It is argument whether
the climate change has a direct impact on fish recruitment
on GB. Dr. Brian Rothschild leads a team at SMAST, with
collaboration with Dr. Chen at SMAST/UMASSD and Dr.
Lough at NMFS, on fishery recruitment study on GB. The
process-oriented modeling efforts are made by Dr. Chen’s
group at SMAST.
This is a new ongoing
project. A fish larval model is being developed at SMAST.
Preliminary modeling experiments have clearly shown
that fishery recruitment is directly related to the
interannual variability of the meteorological forcing
and thus the circulation. Brown Bank is believed to
be one of key sources for fish larvae which can not
ignored in recruitment studies. Examples for Lagrangian
larval tracking experiments are posted to show the preliminary
status of the development of the fish larval model.
Cod recruitment in the western
Gulf of Maine
information and modeling tools to ecosystem based fisheries
management in the western Gulf of Maine.
In coastal areas, dispersal
of early planktonic life stages of fish and invertebrate species
is highly dependent on the variability of the physical forcing.
Towards obtaining an operational tool for recruitment studies
of Atlantic cod (Gadhus morhua), we need to (1) improve
our knowledge about the biology of this specie (location and
timing of spawning, larval duration, settlement, suitable nursery
habitats, behavior), and (2) develop a modeling tool able to
reproduce physical and biological processes affecting early
life stage history.
For the first part, collaboration
with local fishermen helped us define locations and timing of
spawning of cod in the coastal Gulf of Maine, as well as suitable
nursery areas. For the second part, we used FVCOM to assess
transport success from major defined spawning grounds to nursery
areas with particle tracking. We showed that special caution
should be taken when using modeling to assess the dispersal
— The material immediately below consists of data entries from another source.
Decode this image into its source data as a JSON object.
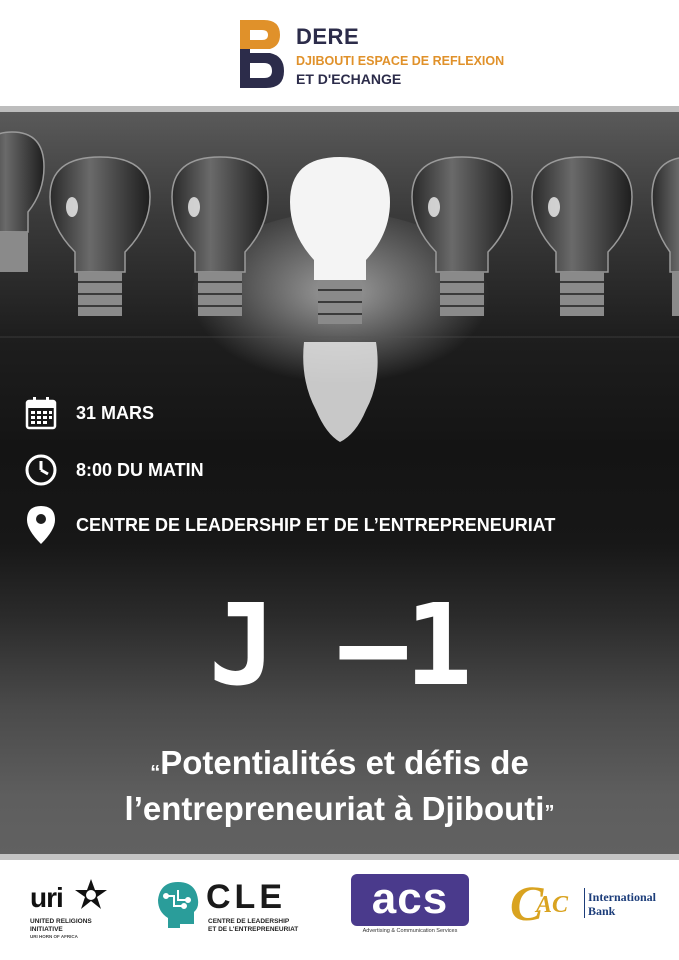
{
  "header": {
    "brand_name": "DERE",
    "brand_sub1": "DJIBOUTI ESPACE DE REFLEXION",
    "brand_sub2": "ET D'ECHANGE",
    "colors": {
      "navy": "#2c2c4a",
      "orange": "#e0912a"
    }
  },
  "event": {
    "date": "31 MARS",
    "time": "8:00 DU MATIN",
    "location": "CENTRE DE LEADERSHIP ET DE L’ENTREPRENEURIAT",
    "countdown": "J –1",
    "quote_open": "“",
    "quote_line1": "Potentialités et défis de",
    "quote_line2": "l’entrepreneuriat à Djibouti",
    "quote_close": "”",
    "icons": [
      "calendar-icon",
      "clock-icon",
      "location-pin-icon"
    ]
  },
  "footer": {
    "uri": {
      "word": "uri",
      "line1": "UNITED RELIGIONS",
      "line2": "INITIATIVE",
      "line3": "URI HORN OF AFRICA"
    },
    "cle": {
      "word": "CLE",
      "line1": "CENTRE DE LEADERSHIP",
      "line2": "ET DE L'ENTREPRENEURIAT"
    },
    "acs": {
      "word": "acs",
      "tagline": "Advertising & Communication Services",
      "color": "#4a3a8c"
    },
    "cac": {
      "mark_c": "C",
      "mark_ac": "AC",
      "line1": "International",
      "line2": "Bank",
      "gold": "#d9a320",
      "blue": "#1c3d7a"
    }
  }
}
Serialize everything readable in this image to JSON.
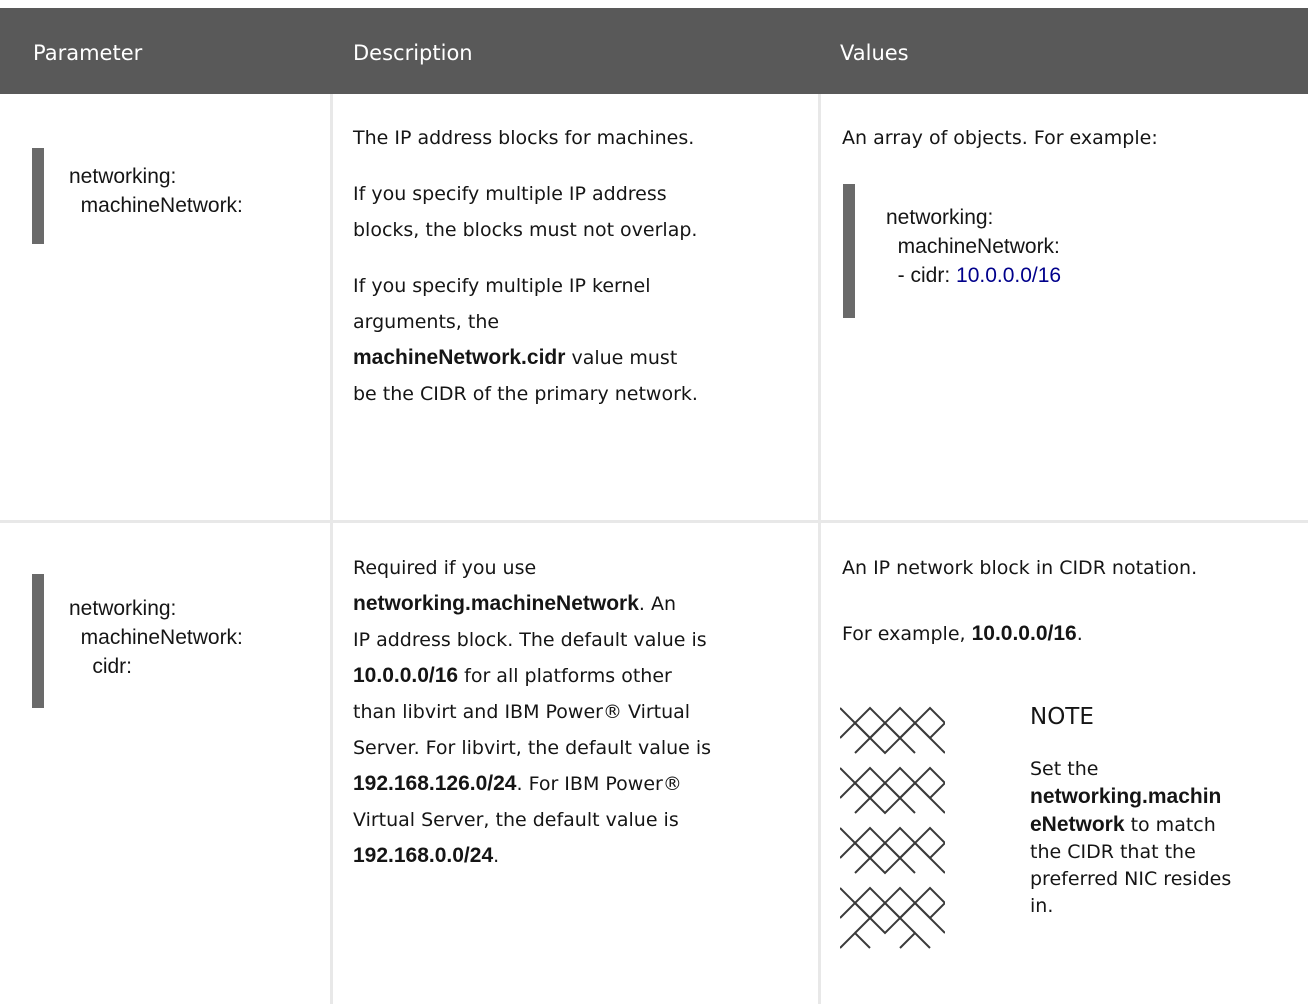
{
  "table": {
    "headers": {
      "parameter": "Parameter",
      "description": "Description",
      "values": "Values"
    },
    "rows": [
      {
        "parameter_lines": [
          "networking:",
          "  machineNetwork:"
        ],
        "description": {
          "p1": "The IP address blocks for machines.",
          "p2_line1": "If you specify multiple IP address",
          "p2_line2": "blocks, the blocks must not overlap.",
          "p3_line1": "If you specify multiple IP kernel",
          "p3_line2": "arguments, the",
          "p3_bold": "machineNetwork.cidr",
          "p3_after_bold": " value must",
          "p3_line4": "be the CIDR of the primary network."
        },
        "values": {
          "intro": "An array of objects. For example:",
          "code_line1": "networking:",
          "code_line2": "  machineNetwork:",
          "code_line3_key": "  - cidr: ",
          "code_line3_value": "10.0.0.0/16"
        }
      },
      {
        "parameter_lines": [
          "networking:",
          "  machineNetwork:",
          "    cidr:"
        ],
        "description": {
          "l1": "Required if you use",
          "l2_bold": "networking.machineNetwork",
          "l2_after": ". An",
          "l3": "IP address block. The default value is",
          "l4_bold": "10.0.0.0/16",
          "l4_after": " for all platforms other",
          "l5": "than libvirt and IBM Power® Virtual",
          "l6": "Server. For libvirt, the default value is",
          "l7_bold": "192.168.126.0/24",
          "l7_after": ". For IBM Power®",
          "l8": "Virtual Server, the default value is",
          "l9_bold": "192.168.0.0/24",
          "l9_after": "."
        },
        "values": {
          "p1": "An IP network block in CIDR notation.",
          "p2_before": "For example, ",
          "p2_bold": "10.0.0.0/16",
          "p2_after": ".",
          "note_icon": "note-pattern-icon",
          "note_title": "NOTE",
          "note_l1": "Set the",
          "note_l2_bold": "networking.machin",
          "note_l3_bold": "eNetwork",
          "note_l3_after": " to match",
          "note_l4": "the CIDR that the",
          "note_l5": "preferred NIC resides",
          "note_l6": "in."
        }
      }
    ]
  },
  "colors": {
    "header_bg": "#595959",
    "code_bar": "#6a6a6a",
    "code_value": "#00008b",
    "grid": "#e8e8e8"
  }
}
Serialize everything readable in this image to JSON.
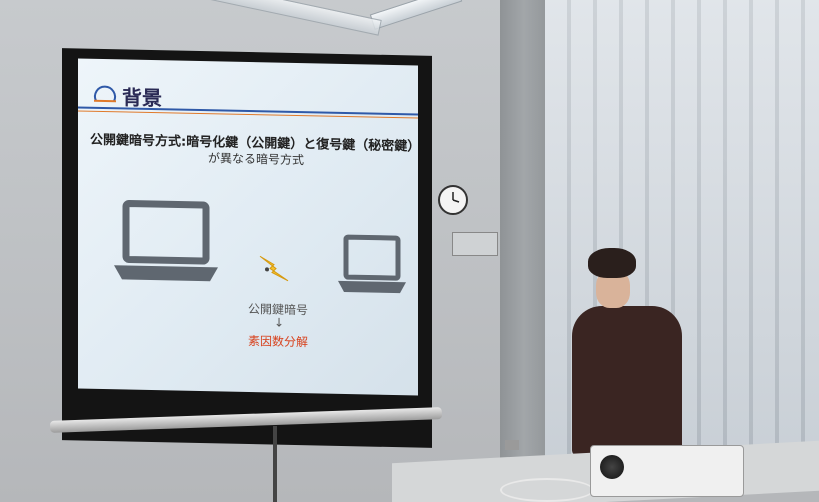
{
  "slide": {
    "title": "背景",
    "line1": "公開鍵暗号方式:暗号化鍵（公開鍵）と復号鍵（秘密鍵）",
    "line2": "が異なる暗号方式",
    "method": "公開鍵暗号",
    "arrow": "↓",
    "factor": "素因数分解"
  },
  "colors": {
    "title": "#2a2a55",
    "header_line": "#2f59a8",
    "accent_line": "#e07a2b",
    "factor_text": "#d8431f"
  },
  "icons": {
    "left_device": "laptop-icon",
    "right_device": "laptop-icon",
    "attack": "lightning-bolt-icon"
  }
}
patterns of larvae, since the transport is highly sensitive
to the setup of the hydrodynamic model (resolution, forcing,
turbulence), and to the accuracy we have on spatial and temporal
definition of the spawning.
The state-of-the-art FVCOM system
gave us the opportunity to approach a realistic dispersal pattern
for cod larvae within the complex circulation of the western
Gulf of Maine. We plan to further validate this model by adding
larval behavior to the transport, and study its interannual
variability with possible consequences for the recruitment.
This project is a collaboration
between COOA, the Coastal Observing center in UNH (University
of New Hampshire) and SMAST. Martin Huret has been working in
2005-2006 on this project with Jeffrey Runge (UNH) and Changsheng